Washington (CNN) - Negotiations between key Democrats and Republicans in the Senate over health insurance co-ops as an alternative to a government-run health plan were at an impasse Monday over how much federal government involvement there should be in the creation and running of the co-ops, according to senators and aides involved in the talks.
The negotiations could hold the key to bipartisan compromise.
Most Democrats want a heavy federal presence to ensure the co-ops can adequately compete with the big insurers and help drive down costs, but Republicans say they will back co-ops only if the touch from Washington is very light. Republicans say anything more that that is akin to the government-run proposal they uniformly reject.

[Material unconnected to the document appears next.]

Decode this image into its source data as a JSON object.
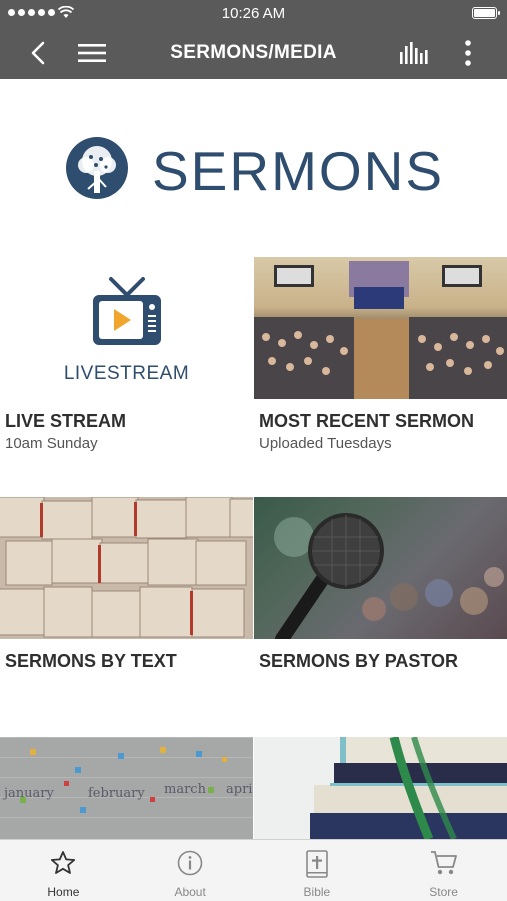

"It's clear they are not talking about anything close to a national plan with enough clout to keep the insurance companies honest," said Sen. Chuck Schumer, D-NY.
Schumer, an influential member of the Democratic leadership, has been working behind the scenes on a co-op plan that Democrats can live with.

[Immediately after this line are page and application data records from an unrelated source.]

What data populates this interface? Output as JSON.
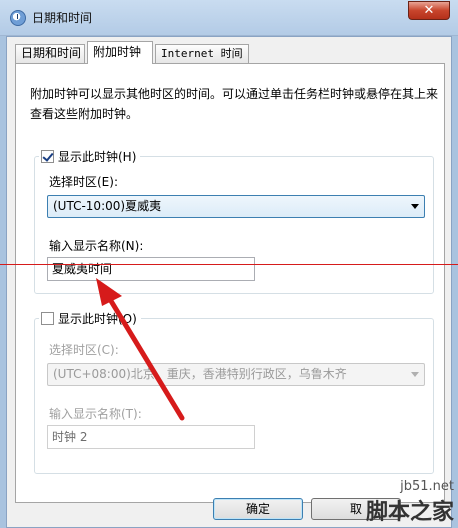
{
  "window": {
    "title": "日期和时间",
    "close_glyph": "✕"
  },
  "tabs": [
    {
      "label": "日期和时间"
    },
    {
      "label": "附加时钟"
    },
    {
      "label": "Internet 时间"
    }
  ],
  "description": "附加时钟可以显示其他时区的时间。可以通过单击任务栏时钟或悬停在其上来查看这些附加时钟。",
  "clock1": {
    "show_label": "显示此时钟(H)",
    "checked": true,
    "timezone_label": "选择时区(E):",
    "timezone_value": "(UTC-10:00)夏威夷",
    "name_label": "输入显示名称(N):",
    "name_value": "夏威夷时间"
  },
  "clock2": {
    "show_label": "显示此时钟(O)",
    "checked": false,
    "timezone_label": "选择时区(C):",
    "timezone_value": "(UTC+08:00)北京，重庆，香港特别行政区，乌鲁木齐",
    "name_label": "输入显示名称(T):",
    "name_value": "时钟 2"
  },
  "buttons": {
    "ok": "确定",
    "cancel": "取"
  },
  "watermark": {
    "site": "jb51.net",
    "name": "脚本之家"
  },
  "colors": {
    "annotation": "#d61b1b",
    "titlebar": "#b3cbe6",
    "close": "#c8452c"
  }
}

WASHINGTON (CNN) - CNN has learned Senate Democrats will pull money to close the Guantanamo Bay military prison from a war funding bill instead of face an onslaught of criticism from Republicans, who argue it would be reckless to shutter the prison before the Obama administration has decided where to transfer the terrorism suspects who are detained there.

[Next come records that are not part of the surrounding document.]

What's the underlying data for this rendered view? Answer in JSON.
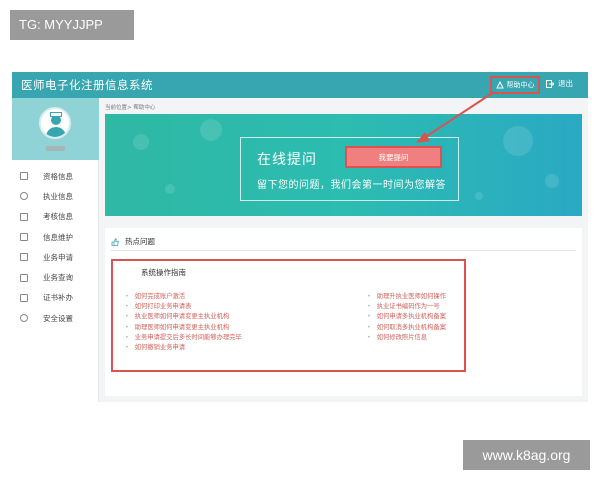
{
  "watermarks": {
    "top_left": "TG: MYYJJPP",
    "bottom_right": "www.k8ag.org"
  },
  "header": {
    "title": "医师电子化注册信息系统",
    "help_label": "帮助中心",
    "logout_label": "退出"
  },
  "breadcrumb": "当前位置> 帮助中心",
  "sidebar": {
    "items": [
      {
        "label": "资格信息",
        "icon": "document-icon"
      },
      {
        "label": "执业信息",
        "icon": "headset-icon"
      },
      {
        "label": "考核信息",
        "icon": "clipboard-icon"
      },
      {
        "label": "信息维护",
        "icon": "edit-icon"
      },
      {
        "label": "业务申请",
        "icon": "apply-icon"
      },
      {
        "label": "业务查询",
        "icon": "query-icon"
      },
      {
        "label": "证书补办",
        "icon": "certificate-icon"
      },
      {
        "label": "安全设置",
        "icon": "user-lock-icon"
      }
    ]
  },
  "banner": {
    "title": "在线提问",
    "button_label": "我要提问",
    "subtitle": "留下您的问题，我们会第一时间为您解答"
  },
  "hot": {
    "heading": "热点问题",
    "guide_title": "系统操作指南",
    "left_questions": [
      "如何完成账户激活",
      "如何打印业务申请表",
      "执业医师如何申请变更主执业机构",
      "助理医师如何申请变更主执业机构",
      "业务申请提交后多长时间能够办理完毕",
      "如何撤销业务申请"
    ],
    "right_questions": [
      "助理升执业医师如何操作",
      "执业证书编码作为一号",
      "如何申请多执业机构备案",
      "如何取消多执业机构备案",
      "如何修改照片信息"
    ]
  },
  "colors": {
    "header": "#37a6b0",
    "highlight": "#d9534f",
    "button": "#f08080",
    "link": "#d0615b"
  }
}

Democratic leaders made the decision this morning, according to two Senate Democratic leadership sources. It is a blow to President Obama who - in one of his first official acts as president - announced that he would close the base by next January 22.
The Senate war supplemental bill, which is scheduled to be voted on this week, included $80 million for the Department of Defense and the Department of Justice to begin the process of shutting down the prison.
Now, that money will be stripped out and replaced with language saying no funds can be used to transfer Guantanamo detainees to the United States, and no additional money will be approved, until 60 days after the president submits to Congress his plan to close the facility. That language is similar to a provision in the House bill.
WASHINGTON (CNN)– Top lawmakers and White House officials ended more than nine hours of closed-door negotiations on the economic stimulus bill shortly before midnight Tuesday indicating a final deal on the roughly $800 billion bill is possible as early as Wednesday.
“People are making progress. Drafting is taking place tonight. We’re not there yet but we made a significant amount of progress,” Senate Majority Leader Harry Reid said as he left House Speaker Nancy Pelosi’s office for the last time of the day.
“Everybody is doing what we’re supposed to be doing,” said White House chief of staff Rahm Emanuel. “Everyone knows the seriousness of the economic crisis.”
Pelosi, Reid, and Emanuel shuttled between meetings on the either side of the Capitol. The meetings included key House and Senate committee chairmen as well as the three Senate Republican moderates who voted for the bill Tuesday, giving it a slim margin of victory.
They were trying to execute a broad framework that Democratic sources tell CNN was hatched in an unpublicized White House meeting early Tuesday morning with President Obama, Reid and Pelosi.
Details began to emerge on the merging of the bills. Two senior Democratic sources said negotiators had agreed on a top line number of $800 billion but later one of those sources said the number could be even less. That would be less than either the Senate’s $838 billion bill or the House’s $819 billion.
Several sources involved tell CNN that the number is lower to satisfy the three moderate Republican senators who wanted a lower final number.
WASHINGTON (CNN) - Former Senate Democratic Leader Tom Daschle returned “home” Tuesday to the Senate floor and stood alongside a bitter adversary to watch his longtime friend and South Dakota colleague Tim Johnson be sworn-in for a third term.
Sen. Johnson, who suffered a devastating stroke, was flanked by Daschle and Republican Sen. John Thune, who defeated the Democratic leader by a razor thin 51% to 49 % margin in what can be accurately described as a bitter contest. Daschle was first elected to Congress as a House member in 1978 and successfully ran for the Senate in 1986.
But time seems to have paved over the bitterness. As Thune and Daschle departed the Senate floor, the two former adversaries shook hands and patted each other on the back.
Daschle returns to Capitol Hill on Thursday for the Senate Health, Education, Labor, & Pensions Committee hearing on his nomination to be the next secretary of Health and Human Services.